The 20th century philosopher Martin Buber described two different kinds of relationships: I-It and I-Thou. I-It relationships happen when you see the other person as an object, it is transactional. I-Thou relationships, on the other hand, are ones in which you connect with the other person fully and deeply. "We meet each other as two separate and equal individuals. I am as authentic as I know how to be - I am myself. I do not use a teacher voice or a patronizing voice. I will not manipulate or judge. Although I am perpetually optimistic regarding the healthy potential of the child, I will not place expectations. I will accept her as she is. I will respect her rhythm and will attempt to join her in that rhythm; I will be present and contactful. In this way our relationship flourishes." (as described by Violet Oaklander in her article The Therapeutic Process With Children and Adolescents).

Child's Identity

Children are viewed as strong and capable, complex, creative beings with an endless desire to know and understand the world around them. Just like adults, children deserve respect and unconditional positive regard -- the basic acceptance and support of a person regardless of what the person says or does. Behavior is always communication.

Experiential Learning

A significant body of research in cognitive psychology shows that we learn through experience, not by having a teacher or parent lecture us. Learning starts with inquiry – wondering, formulating a question, developing a hypothesis. Testing the hypothesis involves playful experimentation. Learning comes as a result of trial and error, collaboration, curiosity, exploration and experimenting. We learn by doing. We learn together – as designers and inventors – in design-based activities to create our own personally meaningful projects. Parents and teachers are involved as facilitators and collaborators, co-constructors of knowledge rather than purveyors of wisdom.

The Hundred Languages

Children communicate through play and they have more than a hundred languages. A language of painting, drawing, dancing, clay, nature, cutting, building, racing, running, gluing, dress-up, puppets, stories, magic, sand, water, dolls, cars, crayons, markers, forts and hideouts. Behavior is also a language we all use to communicate. Offering a child a safe space to encounter many types of materials, many expressive languages, many points of view, empowering them work actively with their hands, minds, bodies, senses and emotions, allows children to discover and express who they are.
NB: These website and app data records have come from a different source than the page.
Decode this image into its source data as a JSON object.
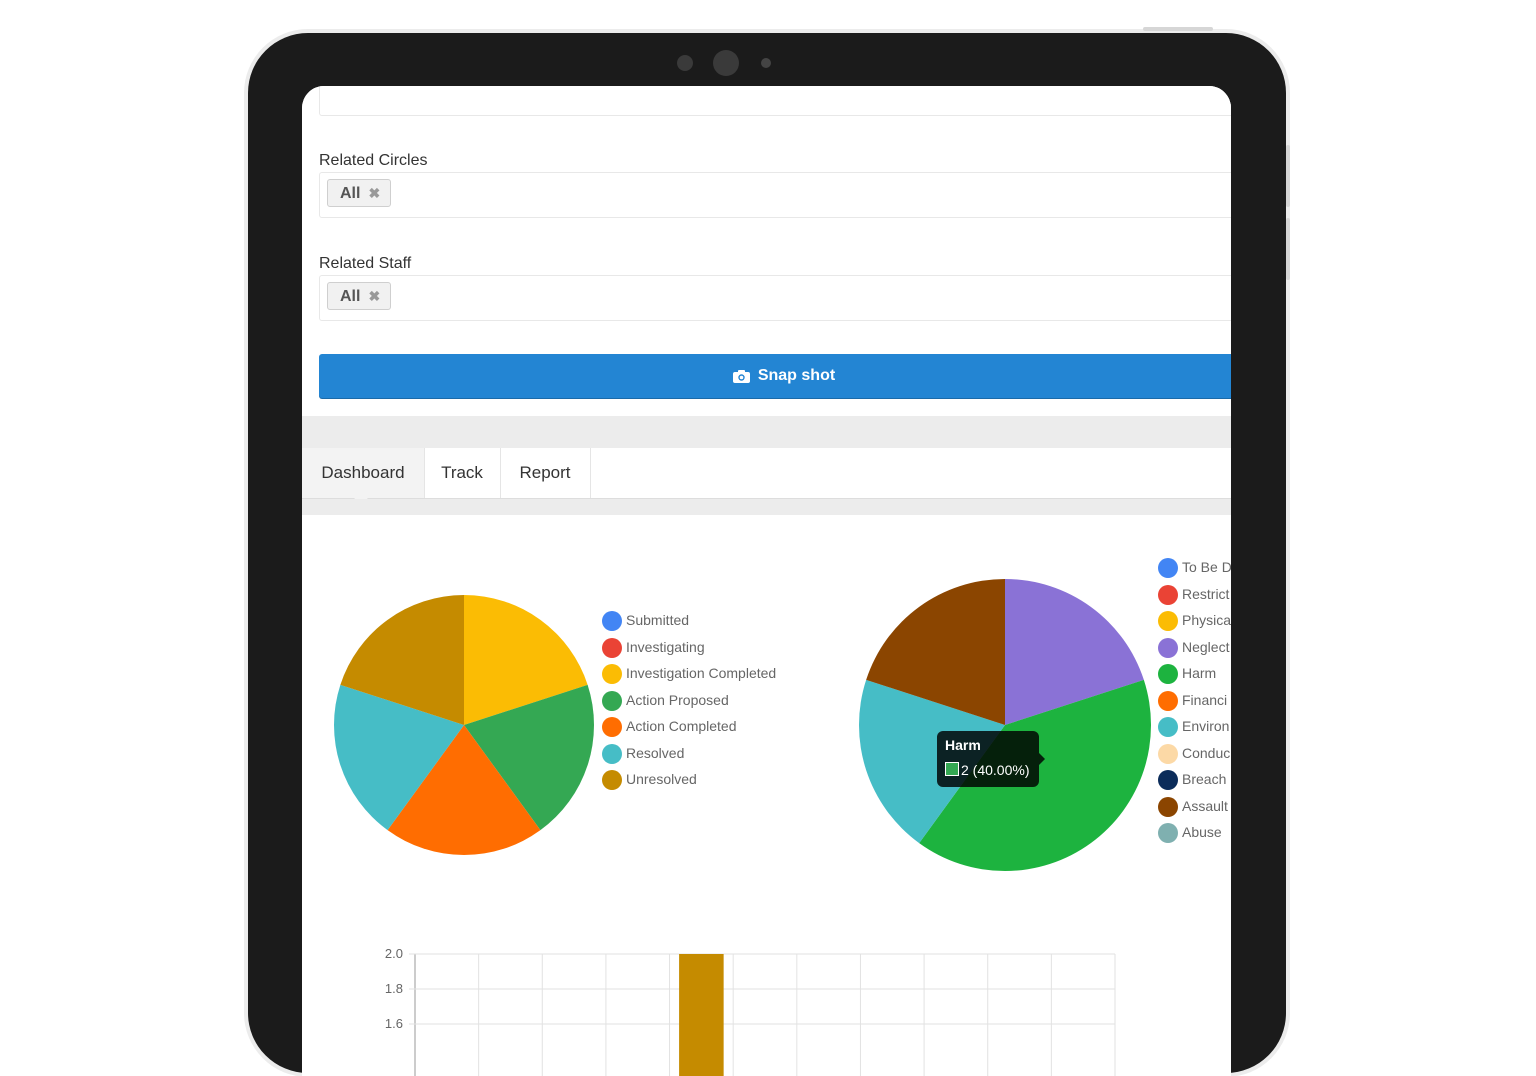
{
  "filters": {
    "related_circles": {
      "label": "Related Circles",
      "chip": "All",
      "chip_remove": "✖"
    },
    "related_staff": {
      "label": "Related Staff",
      "chip": "All",
      "chip_remove": "✖"
    }
  },
  "snapshot_button": {
    "label": "Snap shot",
    "icon": "camera-icon"
  },
  "tabs": [
    {
      "label": "Dashboard",
      "active": true
    },
    {
      "label": "Track",
      "active": false
    },
    {
      "label": "Report",
      "active": false
    }
  ],
  "tooltip": {
    "title": "Harm",
    "body": "2 (40.00%)"
  },
  "colors": {
    "accent": "#2385d3"
  },
  "chart_data": [
    {
      "type": "pie",
      "legend_position": "right",
      "series": [
        {
          "name": "Submitted",
          "value": 0,
          "color": "#4285f4"
        },
        {
          "name": "Investigating",
          "value": 0,
          "color": "#ea4335"
        },
        {
          "name": "Investigation Completed",
          "value": 1,
          "color": "#fbbc04"
        },
        {
          "name": "Action Proposed",
          "value": 1,
          "color": "#34a853"
        },
        {
          "name": "Action Completed",
          "value": 1,
          "color": "#ff6d01"
        },
        {
          "name": "Resolved",
          "value": 1,
          "color": "#46bdc6"
        },
        {
          "name": "Unresolved",
          "value": 1,
          "color": "#c58b00"
        }
      ]
    },
    {
      "type": "pie",
      "legend_position": "right",
      "series": [
        {
          "name": "To Be D",
          "value": 0,
          "color": "#4285f4"
        },
        {
          "name": "Restrict",
          "value": 0,
          "color": "#ea4335"
        },
        {
          "name": "Physica",
          "value": 0,
          "color": "#fbbc04"
        },
        {
          "name": "Neglect",
          "value": 1,
          "color": "#8a72d6"
        },
        {
          "name": "Harm",
          "value": 2,
          "color": "#1db33f"
        },
        {
          "name": "Financi",
          "value": 0,
          "color": "#ff6d01"
        },
        {
          "name": "Environ",
          "value": 1,
          "color": "#46bdc6"
        },
        {
          "name": "Conduc",
          "value": 0,
          "color": "#fcd9a6"
        },
        {
          "name": "Breach",
          "value": 0,
          "color": "#0b2c5a"
        },
        {
          "name": "Assault",
          "value": 1,
          "color": "#8b4500"
        },
        {
          "name": "Abuse",
          "value": 0,
          "color": "#7fb0b0"
        }
      ]
    },
    {
      "type": "bar",
      "ylim": [
        1.6,
        2.0
      ],
      "yticks": [
        "2.0",
        "1.8",
        "1.6"
      ],
      "bar_index": 4,
      "bar_value": 2.0,
      "bar_color": "#c58b00",
      "grid": true
    }
  ]
}
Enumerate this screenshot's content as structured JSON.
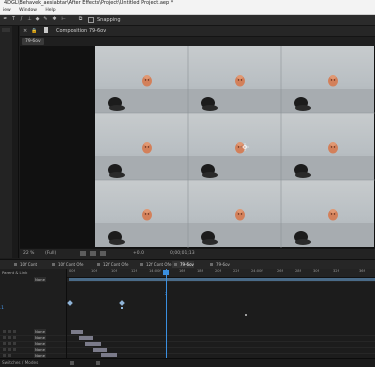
{
  "window": {
    "title": "4DGL\\Behavek_aesiabtar\\After Effects\\Project\\Untitled Project.aep *"
  },
  "menu": {
    "items": [
      "iew",
      "Window",
      "Help"
    ]
  },
  "toolbar": {
    "snapping_label": "Snapping"
  },
  "composition": {
    "header_title": "Composition 79-6ov",
    "tab_chip": "79-6ov"
  },
  "viewer": {
    "zoom": "22 %",
    "resolution": "(Full)",
    "exposure": "+0.0",
    "timecode": "0;00;01;13",
    "grid_rows": 3,
    "grid_cols": 3
  },
  "comp_tabs": [
    {
      "label": "10f Cont",
      "active": false
    },
    {
      "label": "10f Cont Ofe",
      "active": false
    },
    {
      "label": "12f Cont Ofe",
      "active": false
    },
    {
      "label": "12f Cont Ofe",
      "active": false
    },
    {
      "label": "79-6ov",
      "active": true
    },
    {
      "label": "79-6ov",
      "active": false
    }
  ],
  "timeline": {
    "ruler_ticks": [
      "00f",
      "10f",
      "10f",
      "12f",
      "14:00f",
      "16f",
      "18f",
      "20f",
      "22f",
      "24:00f",
      "26f",
      "28f",
      "30f",
      "32f",
      "36f"
    ],
    "current_marker": "2",
    "parent_link_label": "Parent & Link",
    "mode_label": "None"
  },
  "layers": [
    {
      "mode": "None"
    },
    {
      "mode": "None"
    },
    {
      "mode": "None"
    },
    {
      "mode": "None"
    },
    {
      "mode": "None"
    },
    {
      "mode": "None"
    }
  ],
  "status": {
    "left": "Switches / Modes"
  },
  "colors": {
    "accent": "#3a8fe0",
    "bar": "#7b7b8a"
  }
}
The process of creating, mastery and self-discovery is emphasized, not the final product.

THE HUNDRED LANGUAGES OF CHILDREN
No way.
The hundred is there.
The child is made of one hundred.
The child has a hundred languages
a hundred hands
a hundred thoughts
a hundred ways of thinking
of playing, of speaking.
a hundred, always a hundred
ways of listening
of marveling, of loving
a hundred joys
for singing and understanding
a hundred worlds to discover
a hundred worlds to invent
a hundred worlds to dream.
The child has a hundred languages
(and a hundred hundred hundred more)
but they steal ninety-nine.
The school and the culture
separate the head from the body.
They tell the child to think without hands
to do without head
to listen and not to speak
to understand without joy
to love and to marvel
only at Easter and Christmas.
They tell the child
to discover the world already there
and of the hundred
they steal ninety-nine.
They tell the child that work and play
reality and fantasy
science and imagination
sky and earth
reason and dream
are things
that do not belong together.
And thus they tell the child
that the hundred is not there.
The child says
"No way- The hundred is there."

Loris Malaguzzi
(translated by Lella Gandini)

We welcome any and all comments, questions, suggestions, collaborations, and opportunities for a productive discussion. Please email us at play@kidaru.com to share your thoughts.